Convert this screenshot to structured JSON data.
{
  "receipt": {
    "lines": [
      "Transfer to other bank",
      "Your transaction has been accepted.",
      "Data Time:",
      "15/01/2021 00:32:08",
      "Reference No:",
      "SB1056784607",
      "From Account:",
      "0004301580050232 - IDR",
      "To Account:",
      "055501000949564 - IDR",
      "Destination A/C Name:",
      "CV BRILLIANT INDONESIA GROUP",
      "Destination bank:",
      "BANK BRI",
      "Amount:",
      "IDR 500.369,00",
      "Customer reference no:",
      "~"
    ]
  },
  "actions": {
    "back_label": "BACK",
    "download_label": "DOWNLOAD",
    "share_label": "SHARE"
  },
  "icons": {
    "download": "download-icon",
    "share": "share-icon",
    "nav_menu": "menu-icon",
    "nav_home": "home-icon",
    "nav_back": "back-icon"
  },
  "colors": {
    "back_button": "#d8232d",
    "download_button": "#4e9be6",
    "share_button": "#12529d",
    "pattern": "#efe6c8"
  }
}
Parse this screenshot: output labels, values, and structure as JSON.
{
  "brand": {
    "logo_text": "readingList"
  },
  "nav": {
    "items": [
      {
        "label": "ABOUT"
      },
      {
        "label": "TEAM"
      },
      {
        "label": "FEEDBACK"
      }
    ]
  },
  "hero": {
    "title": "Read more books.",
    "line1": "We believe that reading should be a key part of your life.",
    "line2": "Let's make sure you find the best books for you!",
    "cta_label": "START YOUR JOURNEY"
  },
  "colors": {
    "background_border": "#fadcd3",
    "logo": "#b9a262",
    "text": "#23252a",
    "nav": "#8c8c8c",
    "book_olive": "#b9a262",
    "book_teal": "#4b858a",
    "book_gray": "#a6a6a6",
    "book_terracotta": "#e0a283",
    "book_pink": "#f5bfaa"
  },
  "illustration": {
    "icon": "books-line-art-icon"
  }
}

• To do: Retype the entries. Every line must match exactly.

• Your response:
Convert this screenshot to structured JSON data.
{
  "receipt": {
    "lines": [
      "Transfer to other bank",
      "Your transaction has been accepted.",
      "Data Time:",
      "15/01/2021 00:32:08",
      "Reference No:",
      "SB1056784607",
      "From Account:",
      "0004301580050232 - IDR",
      "To Account:",
      "055501000949564 - IDR",
      "Destination A/C Name:",
      "CV BRILLIANT INDONESIA GROUP",
      "Destination bank:",
      "BANK BRI",
      "Amount:",
      "IDR 500.369,00",
      "Customer reference no:",
      "~"
    ]
  },
  "actions": {
    "back_label": "BACK",
    "download_label": "DOWNLOAD",
    "share_label": "SHARE"
  },
  "icons": {
    "download": "download-icon",
    "share": "share-icon",
    "nav_menu": "menu-icon",
    "nav_home": "home-icon",
    "nav_back": "back-icon"
  },
  "colors": {
    "back_button": "#d8232d",
    "download_button": "#4e9be6",
    "share_button": "#12529d",
    "pattern": "#efe6c8"
  }
}
Parse this screenshot: output labels, values, and structure as JSON.
{
  "brand": {
    "logo_text": "readingList"
  },
  "nav": {
    "items": [
      {
        "label": "ABOUT"
      },
      {
        "label": "TEAM"
      },
      {
        "label": "FEEDBACK"
      }
    ]
  },
  "hero": {
    "title": "Read more books.",
    "line1": "We believe that reading should be a key part of your life.",
    "line2": "Let's make sure you find the best books for you!",
    "cta_label": "START YOUR JOURNEY"
  },
  "colors": {
    "background_border": "#fadcd3",
    "logo": "#b9a262",
    "text": "#23252a",
    "nav": "#8c8c8c",
    "book_olive": "#b9a262",
    "book_teal": "#4b858a",
    "book_gray": "#a6a6a6",
    "book_terracotta": "#e0a283",
    "book_pink": "#f5bfaa"
  },
  "illustration": {
    "icon": "books-line-art-icon"
  }
}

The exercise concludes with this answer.